I suppose you have to admire Drayton McLane's confidence, his determination and his willingness to spend money.
Or waste money.
It still makes no sense that the Astros were buyers at last week's non-waiver trading deadline. It still makes no sense that the Astros, 13 games out of first place and eight games out of the wild-card lead (with five teams in front of them) traded for Randy Wolf and LaTroy Hawkins, let alone that they didn't get a start on rebuilding an organization that badly needs it.
It makes no sense to me, I should say. Because after talking to McLane before the Astros' game tonight at Wrigley Field, I'm convinced that it makes sense to him.
"We never considered selling," he said. "It's not in my makeup. That was never in consideration. We had a lot of offers. You heard about (Miguel) Tejada. There was interest in Carlos Lee. Even Lance Berkman's name was mentioned. Roy Oswalt's, too. We wouldn't ever consider any of those things."
The natural question is "Why the heck not?" But McLane has an answer for that, too.
Quite simply, he expects this team to win. He still expects it.
"Absolutely," he said. "Look at 2004. We were in about the same position we're in now. In 2005, same thing, and we went to the World Series."
So he thinks the Astros are going to win in 2008?
"Yeah, I think we're going to make a great run for it, and I think we have the capacity to win," he said.
Sorry, but I still think it's nuts. I do, however, admire his confidence.
Oh, and for the record, on Aug. 4, 2004, the Astros were 14 1/2 games out of first place and five games back in the wild-card race, which they ended up winning.

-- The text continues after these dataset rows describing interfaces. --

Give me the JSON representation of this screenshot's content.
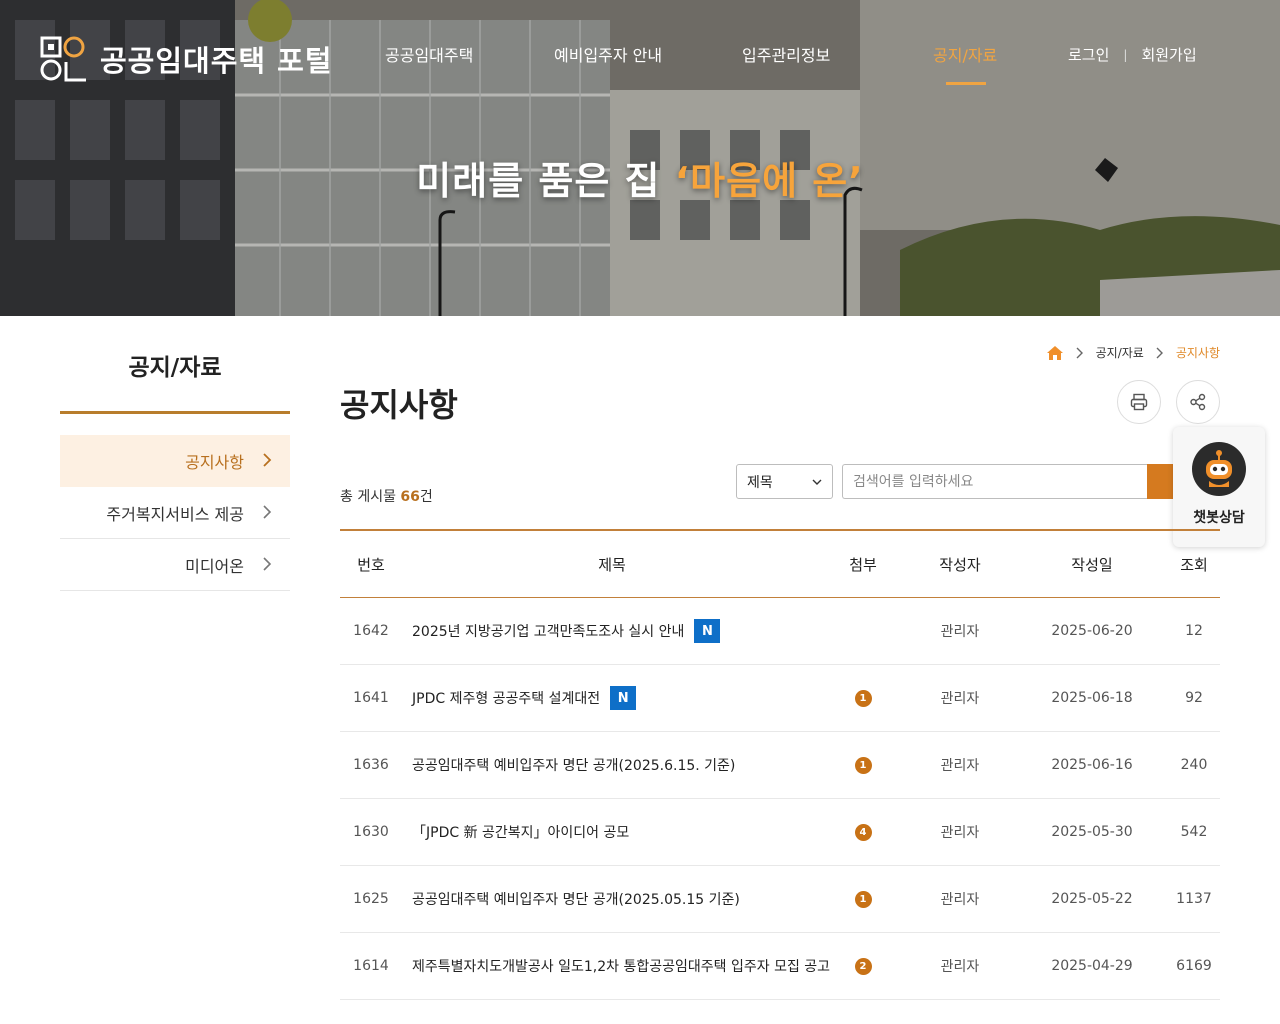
{
  "header": {
    "logo_text": "공공임대주택 포털",
    "nav": [
      {
        "label": "공공임대주택"
      },
      {
        "label": "예비입주자 안내"
      },
      {
        "label": "입주관리정보"
      },
      {
        "label": "공지/자료"
      }
    ],
    "active_nav": "공지/자료",
    "login": "로그인",
    "signup": "회원가입",
    "separator": "|"
  },
  "hero": {
    "tagline_main": "미래를 품은 집 ",
    "tagline_highlight": "‘마음에 온’"
  },
  "sidebar": {
    "title": "공지/자료",
    "items": [
      {
        "label": "공지사항",
        "active": true
      },
      {
        "label": "주거복지서비스 제공",
        "active": false
      },
      {
        "label": "미디어온",
        "active": false
      }
    ]
  },
  "breadcrumb": {
    "home_icon": "home-icon",
    "items": [
      "공지/자료",
      "공지사항"
    ]
  },
  "page": {
    "title": "공지사항",
    "total_prefix": "총 게시물 ",
    "total_count": "66",
    "total_suffix": "건"
  },
  "search": {
    "select_value": "제목",
    "placeholder": "검색어를 입력하세요"
  },
  "chatbot": {
    "label": "챗봇상담"
  },
  "table": {
    "headers": {
      "no": "번호",
      "title": "제목",
      "attach": "첨부",
      "writer": "작성자",
      "date": "작성일",
      "views": "조회"
    },
    "rows": [
      {
        "no": "1642",
        "title": "2025년 지방공기업 고객만족도조사 실시 안내",
        "new": "N",
        "attach": "",
        "writer": "관리자",
        "date": "2025-06-20",
        "views": "12"
      },
      {
        "no": "1641",
        "title": "JPDC 제주형 공공주택 설계대전",
        "new": "N",
        "attach": "1",
        "writer": "관리자",
        "date": "2025-06-18",
        "views": "92"
      },
      {
        "no": "1636",
        "title": "공공임대주택 예비입주자 명단 공개(2025.6.15. 기준)",
        "new": "",
        "attach": "1",
        "writer": "관리자",
        "date": "2025-06-16",
        "views": "240"
      },
      {
        "no": "1630",
        "title": "「JPDC 新 공간복지」아이디어 공모",
        "new": "",
        "attach": "4",
        "writer": "관리자",
        "date": "2025-05-30",
        "views": "542"
      },
      {
        "no": "1625",
        "title": "공공임대주택 예비입주자 명단 공개(2025.05.15 기준)",
        "new": "",
        "attach": "1",
        "writer": "관리자",
        "date": "2025-05-22",
        "views": "1137"
      },
      {
        "no": "1614",
        "title": "제주특별자치도개발공사 일도1,2차 통합공공임대주택 입주자 모집 공고",
        "new": "",
        "attach": "2",
        "writer": "관리자",
        "date": "2025-04-29",
        "views": "6169"
      }
    ]
  }
}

A year later, they were nine games out of first place, but were already leading the wild-card race (which they won again enroute to the World Series.